■ ACTIVITY: Give a verbatim quotation of every record.

===== INPUT DATA =====

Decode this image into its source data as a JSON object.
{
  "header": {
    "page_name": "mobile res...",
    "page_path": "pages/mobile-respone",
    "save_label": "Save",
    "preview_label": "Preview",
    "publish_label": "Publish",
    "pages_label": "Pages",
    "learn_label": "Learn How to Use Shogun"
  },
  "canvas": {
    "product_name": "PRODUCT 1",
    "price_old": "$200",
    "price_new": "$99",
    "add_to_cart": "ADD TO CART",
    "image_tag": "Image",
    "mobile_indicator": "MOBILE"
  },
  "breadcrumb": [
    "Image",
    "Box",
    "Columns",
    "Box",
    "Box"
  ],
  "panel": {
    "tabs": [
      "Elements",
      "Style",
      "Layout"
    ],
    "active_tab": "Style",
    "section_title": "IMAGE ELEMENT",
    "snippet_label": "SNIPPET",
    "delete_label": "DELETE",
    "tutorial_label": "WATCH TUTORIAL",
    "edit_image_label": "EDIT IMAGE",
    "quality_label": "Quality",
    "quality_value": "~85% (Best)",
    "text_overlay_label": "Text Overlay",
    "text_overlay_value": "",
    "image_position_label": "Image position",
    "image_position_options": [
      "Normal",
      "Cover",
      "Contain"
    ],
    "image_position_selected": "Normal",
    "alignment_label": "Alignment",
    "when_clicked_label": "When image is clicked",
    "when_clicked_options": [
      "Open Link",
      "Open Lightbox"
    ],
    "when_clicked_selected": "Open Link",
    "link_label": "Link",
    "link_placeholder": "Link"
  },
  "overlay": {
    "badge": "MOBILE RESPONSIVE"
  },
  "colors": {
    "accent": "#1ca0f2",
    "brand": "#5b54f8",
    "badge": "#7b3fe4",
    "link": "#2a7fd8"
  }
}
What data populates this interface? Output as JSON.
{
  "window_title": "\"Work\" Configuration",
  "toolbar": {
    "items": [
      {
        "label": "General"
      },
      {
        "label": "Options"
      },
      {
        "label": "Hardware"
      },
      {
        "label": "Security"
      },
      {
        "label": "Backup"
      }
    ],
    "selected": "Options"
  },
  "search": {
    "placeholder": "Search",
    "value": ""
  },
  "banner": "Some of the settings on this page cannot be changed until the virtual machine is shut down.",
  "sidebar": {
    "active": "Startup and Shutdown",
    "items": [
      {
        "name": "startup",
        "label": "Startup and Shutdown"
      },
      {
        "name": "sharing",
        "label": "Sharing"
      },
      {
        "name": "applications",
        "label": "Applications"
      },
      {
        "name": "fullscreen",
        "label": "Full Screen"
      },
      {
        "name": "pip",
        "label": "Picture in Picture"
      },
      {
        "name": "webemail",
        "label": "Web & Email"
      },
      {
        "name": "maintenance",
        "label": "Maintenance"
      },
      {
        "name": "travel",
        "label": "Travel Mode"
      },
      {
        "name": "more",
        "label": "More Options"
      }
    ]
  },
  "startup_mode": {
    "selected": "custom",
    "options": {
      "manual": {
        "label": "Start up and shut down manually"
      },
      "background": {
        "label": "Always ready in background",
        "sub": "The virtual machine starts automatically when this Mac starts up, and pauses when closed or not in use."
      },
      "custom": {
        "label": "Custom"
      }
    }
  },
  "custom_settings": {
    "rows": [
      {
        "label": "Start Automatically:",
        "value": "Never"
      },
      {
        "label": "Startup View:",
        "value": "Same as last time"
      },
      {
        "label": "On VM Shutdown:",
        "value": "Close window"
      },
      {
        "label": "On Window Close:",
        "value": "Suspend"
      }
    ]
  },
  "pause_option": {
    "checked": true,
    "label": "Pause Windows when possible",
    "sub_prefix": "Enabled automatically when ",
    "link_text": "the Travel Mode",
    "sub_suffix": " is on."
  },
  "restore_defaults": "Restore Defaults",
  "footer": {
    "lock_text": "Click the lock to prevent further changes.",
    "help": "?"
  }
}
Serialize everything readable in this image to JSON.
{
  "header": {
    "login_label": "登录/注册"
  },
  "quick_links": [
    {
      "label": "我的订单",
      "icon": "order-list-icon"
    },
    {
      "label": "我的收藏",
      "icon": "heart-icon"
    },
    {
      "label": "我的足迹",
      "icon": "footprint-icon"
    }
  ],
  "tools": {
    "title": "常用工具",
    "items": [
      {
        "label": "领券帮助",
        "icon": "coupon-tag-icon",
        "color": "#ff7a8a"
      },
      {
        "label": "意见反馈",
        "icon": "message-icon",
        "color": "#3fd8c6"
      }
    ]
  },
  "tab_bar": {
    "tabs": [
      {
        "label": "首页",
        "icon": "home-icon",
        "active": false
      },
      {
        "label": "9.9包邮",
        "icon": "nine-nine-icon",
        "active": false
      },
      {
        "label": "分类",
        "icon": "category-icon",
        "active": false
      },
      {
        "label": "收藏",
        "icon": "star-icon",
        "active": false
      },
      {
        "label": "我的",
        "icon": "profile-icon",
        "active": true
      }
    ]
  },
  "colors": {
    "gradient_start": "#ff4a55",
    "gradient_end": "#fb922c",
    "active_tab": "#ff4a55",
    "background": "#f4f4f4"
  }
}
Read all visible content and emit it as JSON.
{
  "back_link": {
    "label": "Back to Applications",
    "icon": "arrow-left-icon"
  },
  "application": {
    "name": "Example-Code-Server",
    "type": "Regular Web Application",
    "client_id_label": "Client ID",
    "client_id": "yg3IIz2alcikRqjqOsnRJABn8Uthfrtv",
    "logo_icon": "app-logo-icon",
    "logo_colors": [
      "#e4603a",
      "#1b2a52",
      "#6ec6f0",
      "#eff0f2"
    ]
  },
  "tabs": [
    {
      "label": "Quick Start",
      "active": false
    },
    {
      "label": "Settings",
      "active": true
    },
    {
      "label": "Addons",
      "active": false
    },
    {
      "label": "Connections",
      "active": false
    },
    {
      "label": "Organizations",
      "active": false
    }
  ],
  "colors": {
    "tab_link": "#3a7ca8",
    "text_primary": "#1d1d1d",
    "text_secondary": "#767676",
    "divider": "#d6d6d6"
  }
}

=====

■ TASK RESPONSE:
Decode this image into its source data as a JSON object.
{
  "header": {
    "page_name": "mobile res...",
    "page_path": "pages/mobile-respone",
    "save_label": "Save",
    "preview_label": "Preview",
    "publish_label": "Publish",
    "pages_label": "Pages",
    "learn_label": "Learn How to Use Shogun"
  },
  "canvas": {
    "product_name": "PRODUCT 1",
    "price_old": "$200",
    "price_new": "$99",
    "add_to_cart": "ADD TO CART",
    "image_tag": "Image",
    "mobile_indicator": "MOBILE"
  },
  "breadcrumb": [
    "Image",
    "Box",
    "Columns",
    "Box",
    "Box"
  ],
  "panel": {
    "tabs": [
      "Elements",
      "Style",
      "Layout"
    ],
    "active_tab": "Style",
    "section_title": "IMAGE ELEMENT",
    "snippet_label": "SNIPPET",
    "delete_label": "DELETE",
    "tutorial_label": "WATCH TUTORIAL",
    "edit_image_label": "EDIT IMAGE",
    "quality_label": "Quality",
    "quality_value": "~85% (Best)",
    "text_overlay_label": "Text Overlay",
    "text_overlay_value": "",
    "image_position_label": "Image position",
    "image_position_options": [
      "Normal",
      "Cover",
      "Contain"
    ],
    "image_position_selected": "Normal",
    "alignment_label": "Alignment",
    "when_clicked_label": "When image is clicked",
    "when_clicked_options": [
      "Open Link",
      "Open Lightbox"
    ],
    "when_clicked_selected": "Open Link",
    "link_label": "Link",
    "link_placeholder": "Link"
  },
  "overlay": {
    "badge": "MOBILE RESPONSIVE"
  },
  "colors": {
    "accent": "#1ca0f2",
    "brand": "#5b54f8",
    "badge": "#7b3fe4",
    "link": "#2a7fd8"
  }
}
What data populates this interface? Output as JSON.
{
  "window_title": "\"Work\" Configuration",
  "toolbar": {
    "items": [
      {
        "label": "General"
      },
      {
        "label": "Options"
      },
      {
        "label": "Hardware"
      },
      {
        "label": "Security"
      },
      {
        "label": "Backup"
      }
    ],
    "selected": "Options"
  },
  "search": {
    "placeholder": "Search",
    "value": ""
  },
  "banner": "Some of the settings on this page cannot be changed until the virtual machine is shut down.",
  "sidebar": {
    "active": "Startup and Shutdown",
    "items": [
      {
        "name": "startup",
        "label": "Startup and Shutdown"
      },
      {
        "name": "sharing",
        "label": "Sharing"
      },
      {
        "name": "applications",
        "label": "Applications"
      },
      {
        "name": "fullscreen",
        "label": "Full Screen"
      },
      {
        "name": "pip",
        "label": "Picture in Picture"
      },
      {
        "name": "webemail",
        "label": "Web & Email"
      },
      {
        "name": "maintenance",
        "label": "Maintenance"
      },
      {
        "name": "travel",
        "label": "Travel Mode"
      },
      {
        "name": "more",
        "label": "More Options"
      }
    ]
  },
  "startup_mode": {
    "selected": "custom",
    "options": {
      "manual": {
        "label": "Start up and shut down manually"
      },
      "background": {
        "label": "Always ready in background",
        "sub": "The virtual machine starts automatically when this Mac starts up, and pauses when closed or not in use."
      },
      "custom": {
        "label": "Custom"
      }
    }
  },
  "custom_settings": {
    "rows": [
      {
        "label": "Start Automatically:",
        "value": "Never"
      },
      {
        "label": "Startup View:",
        "value": "Same as last time"
      },
      {
        "label": "On VM Shutdown:",
        "value": "Close window"
      },
      {
        "label": "On Window Close:",
        "value": "Suspend"
      }
    ]
  },
  "pause_option": {
    "checked": true,
    "label": "Pause Windows when possible",
    "sub_prefix": "Enabled automatically when ",
    "link_text": "the Travel Mode",
    "sub_suffix": " is on."
  },
  "restore_defaults": "Restore Defaults",
  "footer": {
    "lock_text": "Click the lock to prevent further changes.",
    "help": "?"
  }
}
Serialize everything readable in this image to JSON.
{
  "header": {
    "login_label": "登录/注册"
  },
  "quick_links": [
    {
      "label": "我的订单",
      "icon": "order-list-icon"
    },
    {
      "label": "我的收藏",
      "icon": "heart-icon"
    },
    {
      "label": "我的足迹",
      "icon": "footprint-icon"
    }
  ],
  "tools": {
    "title": "常用工具",
    "items": [
      {
        "label": "领券帮助",
        "icon": "coupon-tag-icon",
        "color": "#ff7a8a"
      },
      {
        "label": "意见反馈",
        "icon": "message-icon",
        "color": "#3fd8c6"
      }
    ]
  },
  "tab_bar": {
    "tabs": [
      {
        "label": "首页",
        "icon": "home-icon",
        "active": false
      },
      {
        "label": "9.9包邮",
        "icon": "nine-nine-icon",
        "active": false
      },
      {
        "label": "分类",
        "icon": "category-icon",
        "active": false
      },
      {
        "label": "收藏",
        "icon": "star-icon",
        "active": false
      },
      {
        "label": "我的",
        "icon": "profile-icon",
        "active": true
      }
    ]
  },
  "colors": {
    "gradient_start": "#ff4a55",
    "gradient_end": "#fb922c",
    "active_tab": "#ff4a55",
    "background": "#f4f4f4"
  }
}
Read all visible content and emit it as JSON.
{
  "back_link": {
    "label": "Back to Applications",
    "icon": "arrow-left-icon"
  },
  "application": {
    "name": "Example-Code-Server",
    "type": "Regular Web Application",
    "client_id_label": "Client ID",
    "client_id": "yg3IIz2alcikRqjqOsnRJABn8Uthfrtv",
    "logo_icon": "app-logo-icon",
    "logo_colors": [
      "#e4603a",
      "#1b2a52",
      "#6ec6f0",
      "#eff0f2"
    ]
  },
  "tabs": [
    {
      "label": "Quick Start",
      "active": false
    },
    {
      "label": "Settings",
      "active": true
    },
    {
      "label": "Addons",
      "active": false
    },
    {
      "label": "Connections",
      "active": false
    },
    {
      "label": "Organizations",
      "active": false
    }
  ],
  "colors": {
    "tab_link": "#3a7ca8",
    "text_primary": "#1d1d1d",
    "text_secondary": "#767676",
    "divider": "#d6d6d6"
  }
}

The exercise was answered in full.